Segment Start: Records for the exercise

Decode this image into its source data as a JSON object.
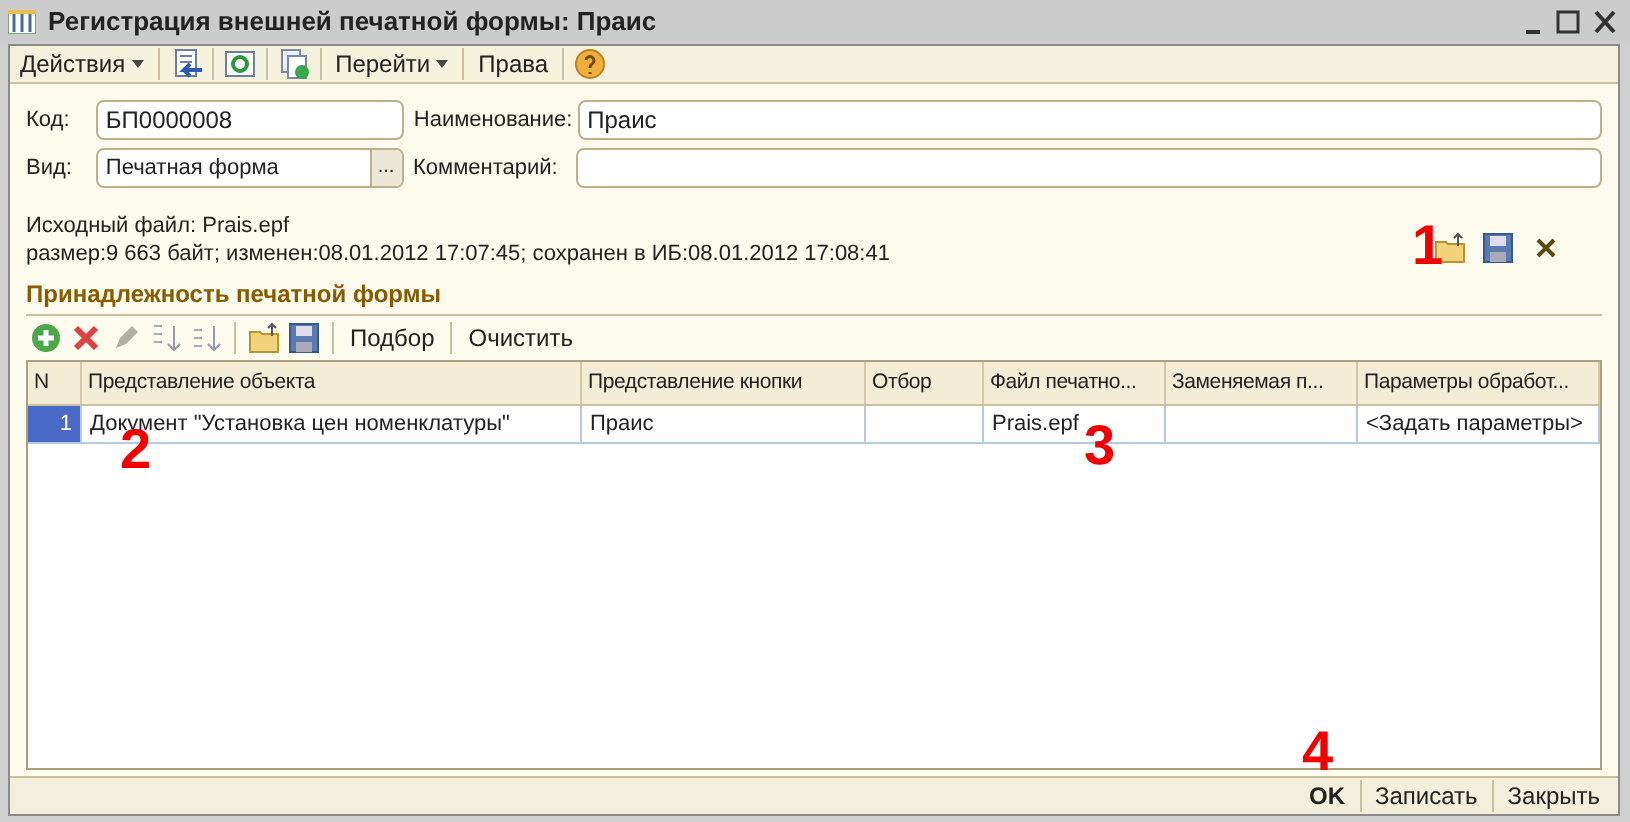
{
  "window": {
    "title": "Регистрация внешней печатной формы: Праис"
  },
  "toolbar": [
    {
      "kind": "menu",
      "label": "Действия"
    },
    {
      "kind": "icon"
    },
    {
      "kind": "icon"
    },
    {
      "kind": "icon"
    },
    {
      "kind": "menu",
      "label": "Перейти"
    },
    {
      "kind": "text",
      "label": "Права"
    },
    {
      "kind": "icon"
    }
  ],
  "fields": {
    "code": {
      "label": "Код:",
      "value": "БП0000008"
    },
    "name": {
      "label": "Наименование:",
      "value": "Праис"
    },
    "type": {
      "label": "Вид:",
      "value": "Печатная форма",
      "choice": "..."
    },
    "comment": {
      "label": "Комментарий:"
    }
  },
  "file_info": [
    "Исходный файл: Prais.epf",
    "размер:9 663 байт; изменен:08.01.2012 17:07:45; сохранен в ИБ:08.01.2012 17:08:41"
  ],
  "section": {
    "title": "Принадлежность печатной формы"
  },
  "table_toolbar": [
    {
      "kind": "icon"
    },
    {
      "kind": "icon"
    },
    {
      "kind": "icon"
    },
    {
      "kind": "icon"
    },
    {
      "kind": "icon"
    },
    {
      "kind": "icon"
    },
    {
      "kind": "icon"
    },
    {
      "kind": "text",
      "label": "Подбор"
    },
    {
      "kind": "text",
      "label": "Очистить"
    }
  ],
  "table": {
    "columns": [
      "N",
      "Представление объекта",
      "Представление кнопки",
      "Отбор",
      "Файл печатно...",
      "Заменяемая п...",
      "Параметры обработ..."
    ],
    "rows": [
      {
        "selected": true,
        "cells": [
          "1",
          "Документ \"Установка цен номенклатуры\"",
          "Праис",
          "",
          "Prais.epf",
          "",
          "<Задать параметры>"
        ]
      }
    ]
  },
  "buttons": [
    {
      "label": "OK",
      "default": true
    },
    {
      "label": "Записать",
      "default": false
    },
    {
      "label": "Закрыть",
      "default": false
    }
  ],
  "annotations": [
    "1",
    "2",
    "3",
    "4"
  ]
}
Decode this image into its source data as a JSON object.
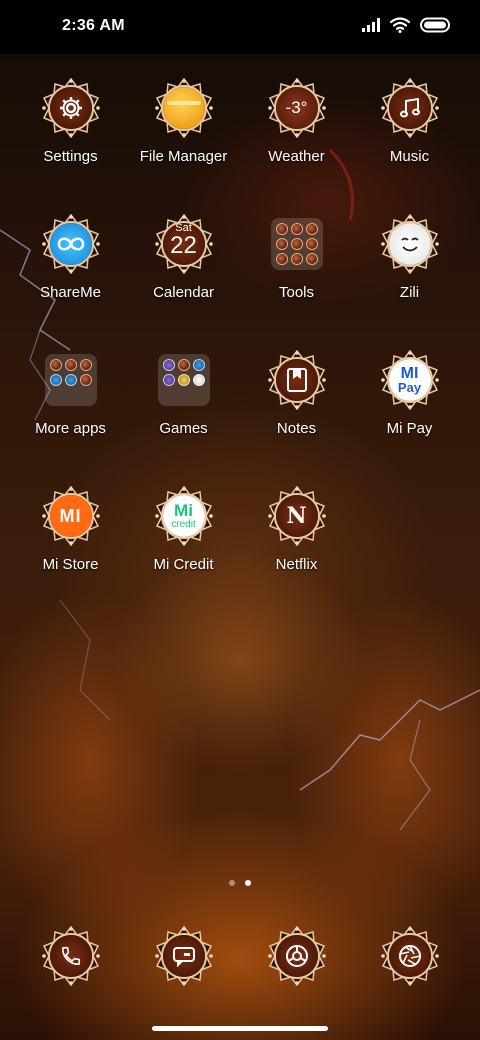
{
  "status_bar": {
    "time": "2:36 AM",
    "signal_icon": "cellular-signal-icon",
    "wifi_icon": "wifi-icon",
    "battery_icon": "battery-icon"
  },
  "home_screen": {
    "apps": [
      {
        "label": "Settings",
        "icon": "gear-icon"
      },
      {
        "label": "File Manager",
        "icon": "folder-icon"
      },
      {
        "label": "Weather",
        "icon": "weather-icon",
        "temperature": "-3°"
      },
      {
        "label": "Music",
        "icon": "music-note-icon"
      },
      {
        "label": "ShareMe",
        "icon": "shareme-icon"
      },
      {
        "label": "Calendar",
        "icon": "calendar-icon",
        "day": "Sat",
        "date": "22"
      },
      {
        "label": "Tools",
        "icon": "folder-icon"
      },
      {
        "label": "Zili",
        "icon": "zili-icon"
      },
      {
        "label": "More apps",
        "icon": "folder-icon"
      },
      {
        "label": "Games",
        "icon": "folder-icon"
      },
      {
        "label": "Notes",
        "icon": "notes-icon"
      },
      {
        "label": "Mi Pay",
        "icon": "mi-pay-icon",
        "logo_line1": "MI",
        "logo_line2": "Pay"
      },
      {
        "label": "Mi Store",
        "icon": "mi-store-icon",
        "logo_text": "MI"
      },
      {
        "label": "Mi Credit",
        "icon": "mi-credit-icon",
        "logo_line1": "Mi",
        "logo_line2": "credit"
      },
      {
        "label": "Netflix",
        "icon": "netflix-icon",
        "logo_text": "N"
      }
    ],
    "page_indicator": {
      "pages": 2,
      "active_page": 2
    }
  },
  "dock": {
    "apps": [
      {
        "name": "Phone",
        "icon": "phone-icon"
      },
      {
        "name": "Messages",
        "icon": "message-icon"
      },
      {
        "name": "Browser",
        "icon": "browser-icon"
      },
      {
        "name": "Camera",
        "icon": "camera-icon"
      }
    ]
  },
  "colors": {
    "ornament_gold": "#e8c9a0",
    "ornament_rust": "#8a3a16",
    "accent_orange": "#ff6a13",
    "shareme_blue": "#1fa4e8",
    "file_manager_yellow": "#f7b32a",
    "mi_credit_green": "#19c37d"
  }
}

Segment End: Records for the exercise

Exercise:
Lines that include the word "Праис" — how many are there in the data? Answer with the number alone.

Result of the task:
3